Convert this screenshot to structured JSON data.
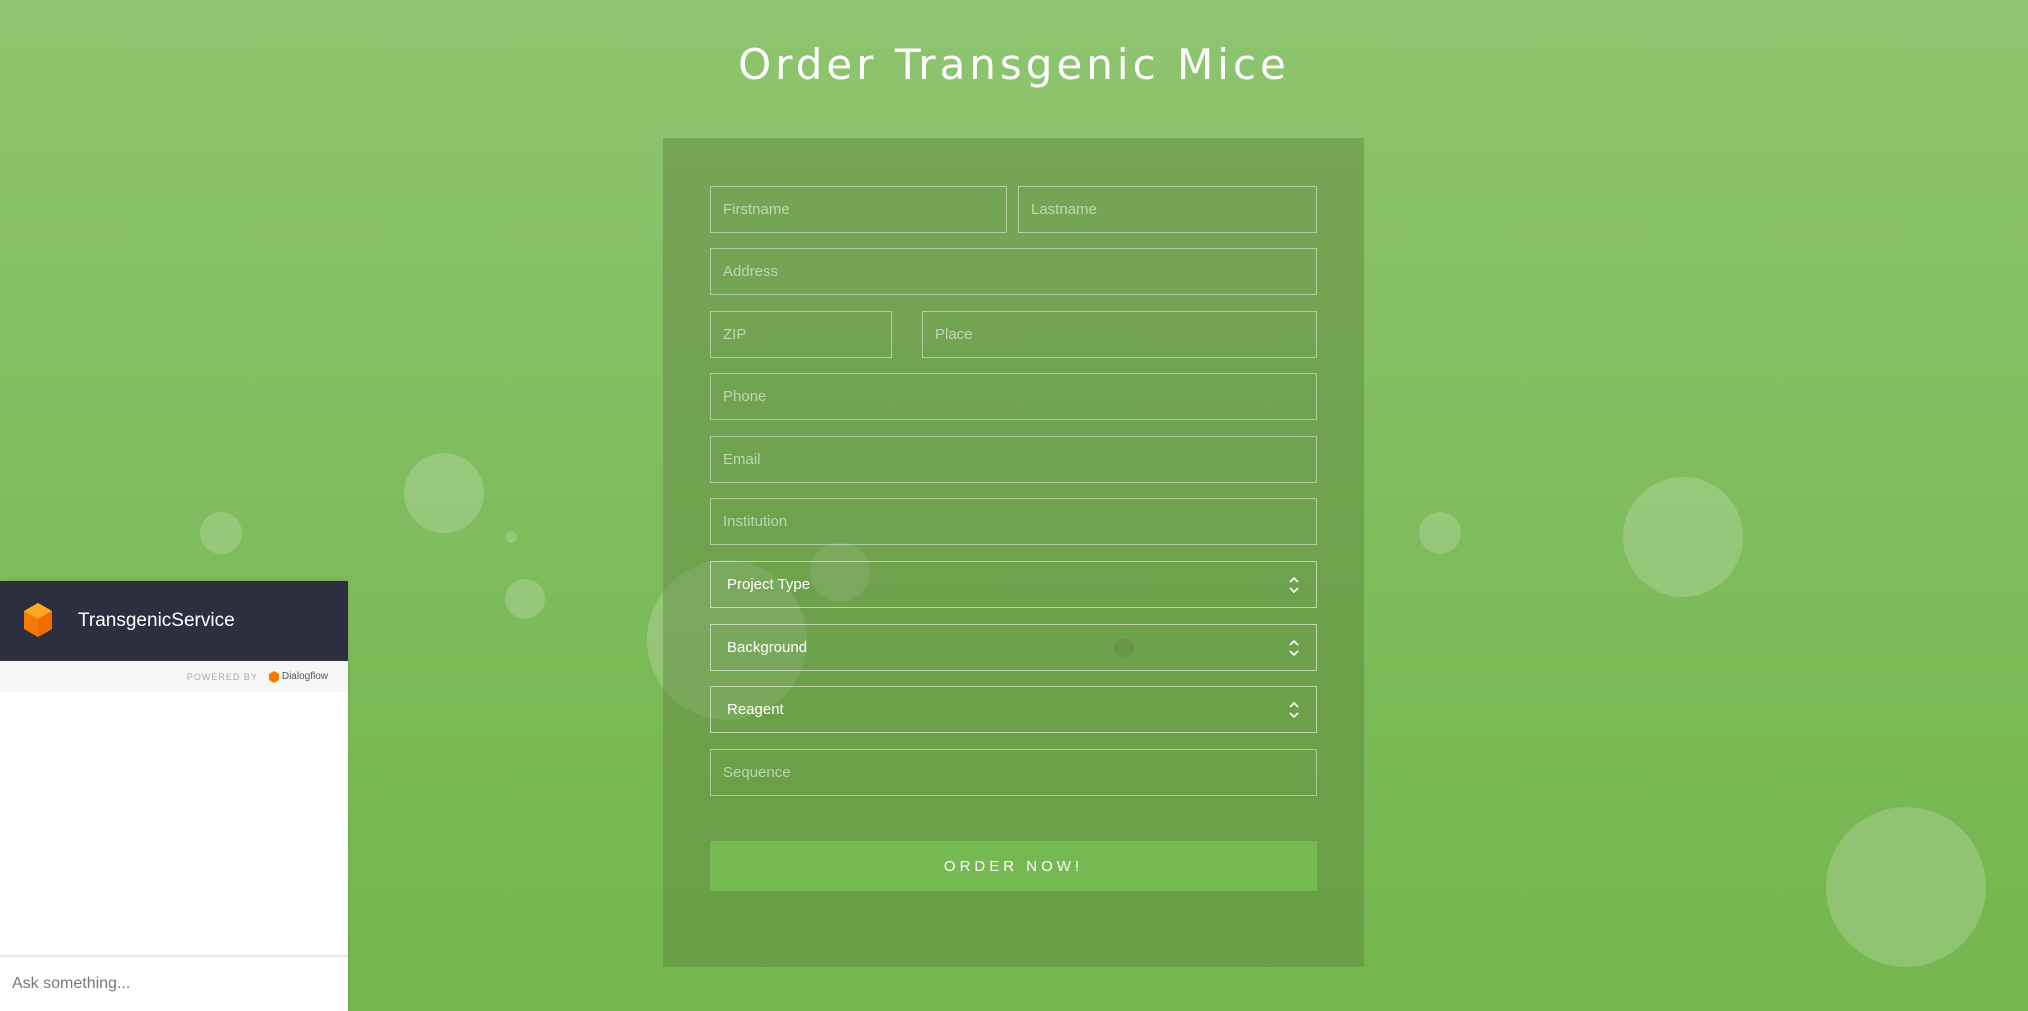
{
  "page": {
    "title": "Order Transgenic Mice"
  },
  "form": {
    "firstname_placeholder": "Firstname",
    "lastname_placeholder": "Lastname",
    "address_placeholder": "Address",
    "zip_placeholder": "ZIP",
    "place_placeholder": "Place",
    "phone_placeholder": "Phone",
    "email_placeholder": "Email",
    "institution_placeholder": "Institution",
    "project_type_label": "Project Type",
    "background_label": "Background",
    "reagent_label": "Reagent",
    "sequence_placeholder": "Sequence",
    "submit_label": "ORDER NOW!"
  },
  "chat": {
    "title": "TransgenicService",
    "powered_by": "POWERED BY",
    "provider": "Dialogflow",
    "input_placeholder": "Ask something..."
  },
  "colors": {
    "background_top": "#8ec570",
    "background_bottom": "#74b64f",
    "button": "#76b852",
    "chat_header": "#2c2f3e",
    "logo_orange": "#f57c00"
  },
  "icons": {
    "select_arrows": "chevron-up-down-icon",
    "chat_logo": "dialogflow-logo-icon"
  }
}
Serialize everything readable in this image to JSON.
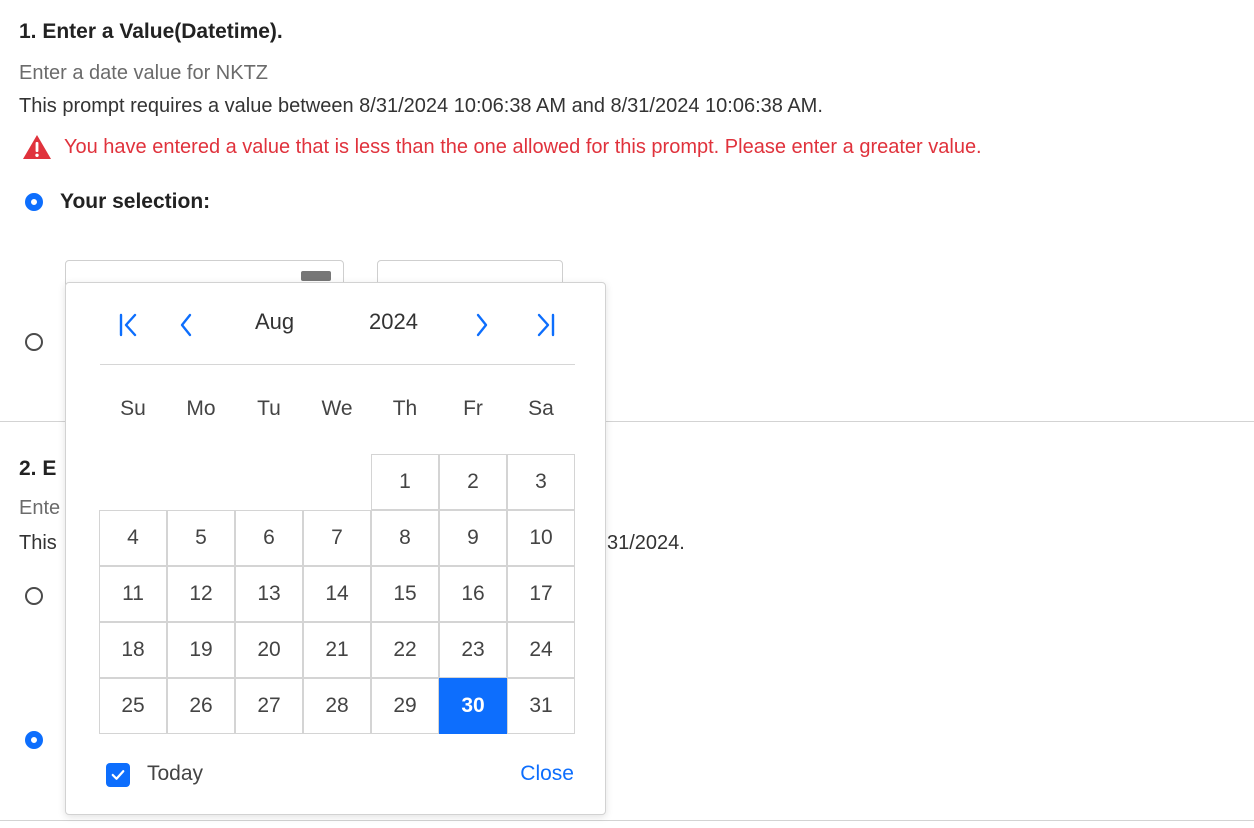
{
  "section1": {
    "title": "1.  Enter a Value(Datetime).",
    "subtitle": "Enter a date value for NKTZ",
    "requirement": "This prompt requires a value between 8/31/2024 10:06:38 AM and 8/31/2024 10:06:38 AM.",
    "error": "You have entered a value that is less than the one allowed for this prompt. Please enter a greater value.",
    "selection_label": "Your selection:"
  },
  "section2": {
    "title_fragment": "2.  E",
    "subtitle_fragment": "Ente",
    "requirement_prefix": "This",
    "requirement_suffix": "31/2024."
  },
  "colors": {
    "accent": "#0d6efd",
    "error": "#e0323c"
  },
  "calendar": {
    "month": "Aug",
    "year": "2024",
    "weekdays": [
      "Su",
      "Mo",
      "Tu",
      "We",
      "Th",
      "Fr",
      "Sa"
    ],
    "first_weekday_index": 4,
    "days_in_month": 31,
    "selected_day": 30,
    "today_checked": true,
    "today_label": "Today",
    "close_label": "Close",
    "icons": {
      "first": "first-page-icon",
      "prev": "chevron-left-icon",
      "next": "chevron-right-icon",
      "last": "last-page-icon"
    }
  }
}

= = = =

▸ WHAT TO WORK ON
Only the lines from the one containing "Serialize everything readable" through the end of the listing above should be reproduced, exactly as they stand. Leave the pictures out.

▸ EXERCISE SOLUTION
Serialize everything readable in this image to JSON.
{
  "section1": {
    "title": "1.  Enter a Value(Datetime).",
    "subtitle": "Enter a date value for NKTZ",
    "requirement": "This prompt requires a value between 8/31/2024 10:06:38 AM and 8/31/2024 10:06:38 AM.",
    "error": "You have entered a value that is less than the one allowed for this prompt. Please enter a greater value.",
    "selection_label": "Your selection:"
  },
  "section2": {
    "title_fragment": "2.  E",
    "subtitle_fragment": "Ente",
    "requirement_prefix": "This",
    "requirement_suffix": "31/2024."
  },
  "colors": {
    "accent": "#0d6efd",
    "error": "#e0323c"
  },
  "calendar": {
    "month": "Aug",
    "year": "2024",
    "weekdays": [
      "Su",
      "Mo",
      "Tu",
      "We",
      "Th",
      "Fr",
      "Sa"
    ],
    "first_weekday_index": 4,
    "days_in_month": 31,
    "selected_day": 30,
    "today_checked": true,
    "today_label": "Today",
    "close_label": "Close",
    "icons": {
      "first": "first-page-icon",
      "prev": "chevron-left-icon",
      "next": "chevron-right-icon",
      "last": "last-page-icon"
    }
  }
}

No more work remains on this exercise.